[Items from a dataset]
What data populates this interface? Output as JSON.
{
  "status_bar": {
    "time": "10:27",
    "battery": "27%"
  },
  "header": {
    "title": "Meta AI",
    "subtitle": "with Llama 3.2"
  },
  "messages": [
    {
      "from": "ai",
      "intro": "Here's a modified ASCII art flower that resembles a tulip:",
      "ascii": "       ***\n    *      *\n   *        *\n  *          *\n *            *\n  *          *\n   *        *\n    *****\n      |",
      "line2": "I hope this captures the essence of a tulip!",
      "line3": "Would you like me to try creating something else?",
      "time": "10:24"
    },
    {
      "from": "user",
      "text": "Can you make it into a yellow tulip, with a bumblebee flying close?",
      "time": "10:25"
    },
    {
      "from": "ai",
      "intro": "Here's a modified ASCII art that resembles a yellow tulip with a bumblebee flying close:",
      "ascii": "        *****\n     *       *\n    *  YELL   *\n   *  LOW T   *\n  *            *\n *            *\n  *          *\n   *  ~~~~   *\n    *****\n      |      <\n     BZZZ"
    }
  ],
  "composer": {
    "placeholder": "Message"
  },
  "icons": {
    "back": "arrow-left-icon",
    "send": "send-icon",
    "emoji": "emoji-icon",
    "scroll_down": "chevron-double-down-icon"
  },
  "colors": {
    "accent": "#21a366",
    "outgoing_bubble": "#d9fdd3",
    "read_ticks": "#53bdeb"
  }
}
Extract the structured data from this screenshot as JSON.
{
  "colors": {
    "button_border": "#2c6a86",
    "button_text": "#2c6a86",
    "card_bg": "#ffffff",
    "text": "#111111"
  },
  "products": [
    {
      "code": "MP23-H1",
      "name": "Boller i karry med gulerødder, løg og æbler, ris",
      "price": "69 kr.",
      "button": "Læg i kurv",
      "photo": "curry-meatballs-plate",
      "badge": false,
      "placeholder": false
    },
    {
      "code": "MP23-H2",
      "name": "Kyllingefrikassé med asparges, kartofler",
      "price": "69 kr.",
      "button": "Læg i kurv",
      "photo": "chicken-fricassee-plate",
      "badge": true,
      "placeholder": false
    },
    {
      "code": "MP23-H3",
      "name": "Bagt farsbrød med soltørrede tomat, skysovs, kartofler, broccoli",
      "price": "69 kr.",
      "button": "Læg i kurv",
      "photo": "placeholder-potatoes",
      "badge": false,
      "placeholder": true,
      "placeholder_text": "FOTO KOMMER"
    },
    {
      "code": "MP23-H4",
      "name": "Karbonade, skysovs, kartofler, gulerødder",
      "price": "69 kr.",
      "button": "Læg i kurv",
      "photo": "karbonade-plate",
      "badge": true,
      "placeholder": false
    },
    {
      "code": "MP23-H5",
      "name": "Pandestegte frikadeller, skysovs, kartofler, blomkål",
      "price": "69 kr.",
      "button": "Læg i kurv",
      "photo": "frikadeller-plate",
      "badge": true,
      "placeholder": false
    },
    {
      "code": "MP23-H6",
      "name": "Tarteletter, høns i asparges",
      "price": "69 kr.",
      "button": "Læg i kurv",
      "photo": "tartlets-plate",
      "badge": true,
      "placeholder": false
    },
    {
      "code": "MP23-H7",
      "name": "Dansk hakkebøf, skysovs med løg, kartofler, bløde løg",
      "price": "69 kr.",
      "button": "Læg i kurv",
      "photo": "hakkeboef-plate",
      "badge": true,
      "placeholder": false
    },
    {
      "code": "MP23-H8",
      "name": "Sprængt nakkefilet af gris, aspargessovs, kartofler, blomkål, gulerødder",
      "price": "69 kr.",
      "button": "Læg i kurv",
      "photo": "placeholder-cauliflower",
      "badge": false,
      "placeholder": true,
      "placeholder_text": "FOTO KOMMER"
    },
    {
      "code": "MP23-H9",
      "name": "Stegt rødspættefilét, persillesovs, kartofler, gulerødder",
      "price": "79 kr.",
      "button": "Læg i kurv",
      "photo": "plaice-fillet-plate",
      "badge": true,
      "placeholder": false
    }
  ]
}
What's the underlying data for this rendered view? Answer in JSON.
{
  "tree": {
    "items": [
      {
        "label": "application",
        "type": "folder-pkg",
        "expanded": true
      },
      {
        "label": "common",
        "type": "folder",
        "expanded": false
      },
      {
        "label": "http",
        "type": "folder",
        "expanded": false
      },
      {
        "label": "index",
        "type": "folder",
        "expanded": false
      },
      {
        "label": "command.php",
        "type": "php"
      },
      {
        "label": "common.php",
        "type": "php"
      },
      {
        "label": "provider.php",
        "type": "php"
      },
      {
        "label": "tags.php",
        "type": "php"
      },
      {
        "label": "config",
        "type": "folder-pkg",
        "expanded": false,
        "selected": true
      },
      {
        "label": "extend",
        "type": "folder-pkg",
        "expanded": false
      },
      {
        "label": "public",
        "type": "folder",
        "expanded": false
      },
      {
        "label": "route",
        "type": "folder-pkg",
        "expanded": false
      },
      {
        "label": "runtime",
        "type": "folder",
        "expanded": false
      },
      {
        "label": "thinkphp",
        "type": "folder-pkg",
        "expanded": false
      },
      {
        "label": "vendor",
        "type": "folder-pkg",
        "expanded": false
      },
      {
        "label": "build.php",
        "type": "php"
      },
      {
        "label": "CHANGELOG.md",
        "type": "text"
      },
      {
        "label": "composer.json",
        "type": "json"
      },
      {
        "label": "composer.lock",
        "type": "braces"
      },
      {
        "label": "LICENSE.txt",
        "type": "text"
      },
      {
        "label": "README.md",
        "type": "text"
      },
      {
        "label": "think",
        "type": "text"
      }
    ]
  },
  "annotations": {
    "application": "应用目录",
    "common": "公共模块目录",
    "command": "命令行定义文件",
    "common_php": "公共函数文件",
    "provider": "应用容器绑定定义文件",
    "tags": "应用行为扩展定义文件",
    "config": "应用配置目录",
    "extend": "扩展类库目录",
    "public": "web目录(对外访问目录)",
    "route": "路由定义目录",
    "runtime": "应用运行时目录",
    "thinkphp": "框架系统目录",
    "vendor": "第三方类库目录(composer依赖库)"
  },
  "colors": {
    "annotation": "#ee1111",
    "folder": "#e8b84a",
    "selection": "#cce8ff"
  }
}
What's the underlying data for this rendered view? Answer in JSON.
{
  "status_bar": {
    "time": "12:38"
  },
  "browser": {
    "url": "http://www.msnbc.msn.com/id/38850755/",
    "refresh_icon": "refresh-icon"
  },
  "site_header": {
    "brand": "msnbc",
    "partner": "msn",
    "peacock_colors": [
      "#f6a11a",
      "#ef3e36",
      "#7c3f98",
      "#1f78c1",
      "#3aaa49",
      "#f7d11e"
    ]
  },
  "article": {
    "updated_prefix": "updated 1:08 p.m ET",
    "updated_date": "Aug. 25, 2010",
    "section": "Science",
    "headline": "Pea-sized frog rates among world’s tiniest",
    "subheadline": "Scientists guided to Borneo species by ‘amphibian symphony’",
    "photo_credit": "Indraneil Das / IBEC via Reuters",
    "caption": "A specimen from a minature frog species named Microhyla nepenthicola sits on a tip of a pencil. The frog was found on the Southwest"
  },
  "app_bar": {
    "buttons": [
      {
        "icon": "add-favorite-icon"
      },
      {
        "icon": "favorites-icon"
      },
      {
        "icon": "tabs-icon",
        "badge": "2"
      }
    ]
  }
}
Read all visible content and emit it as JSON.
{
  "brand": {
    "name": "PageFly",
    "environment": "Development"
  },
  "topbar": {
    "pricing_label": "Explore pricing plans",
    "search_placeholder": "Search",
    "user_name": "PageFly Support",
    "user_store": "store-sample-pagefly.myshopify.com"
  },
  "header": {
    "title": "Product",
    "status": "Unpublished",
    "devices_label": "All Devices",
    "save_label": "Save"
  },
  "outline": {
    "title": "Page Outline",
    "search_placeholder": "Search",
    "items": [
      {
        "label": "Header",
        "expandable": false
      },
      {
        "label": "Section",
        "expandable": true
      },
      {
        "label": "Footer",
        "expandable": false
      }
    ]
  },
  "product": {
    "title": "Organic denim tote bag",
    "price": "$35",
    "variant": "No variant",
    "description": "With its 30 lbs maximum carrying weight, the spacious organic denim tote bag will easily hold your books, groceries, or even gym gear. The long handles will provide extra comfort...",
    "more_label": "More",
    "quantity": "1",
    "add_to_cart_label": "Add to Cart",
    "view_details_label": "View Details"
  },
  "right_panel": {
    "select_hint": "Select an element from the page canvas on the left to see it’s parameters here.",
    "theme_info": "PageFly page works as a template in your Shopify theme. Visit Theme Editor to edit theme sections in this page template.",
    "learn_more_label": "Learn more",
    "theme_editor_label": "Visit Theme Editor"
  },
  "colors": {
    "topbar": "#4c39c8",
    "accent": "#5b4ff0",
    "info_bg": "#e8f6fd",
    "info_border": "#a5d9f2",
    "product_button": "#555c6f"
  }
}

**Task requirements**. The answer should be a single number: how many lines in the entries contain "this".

**Response area**. 6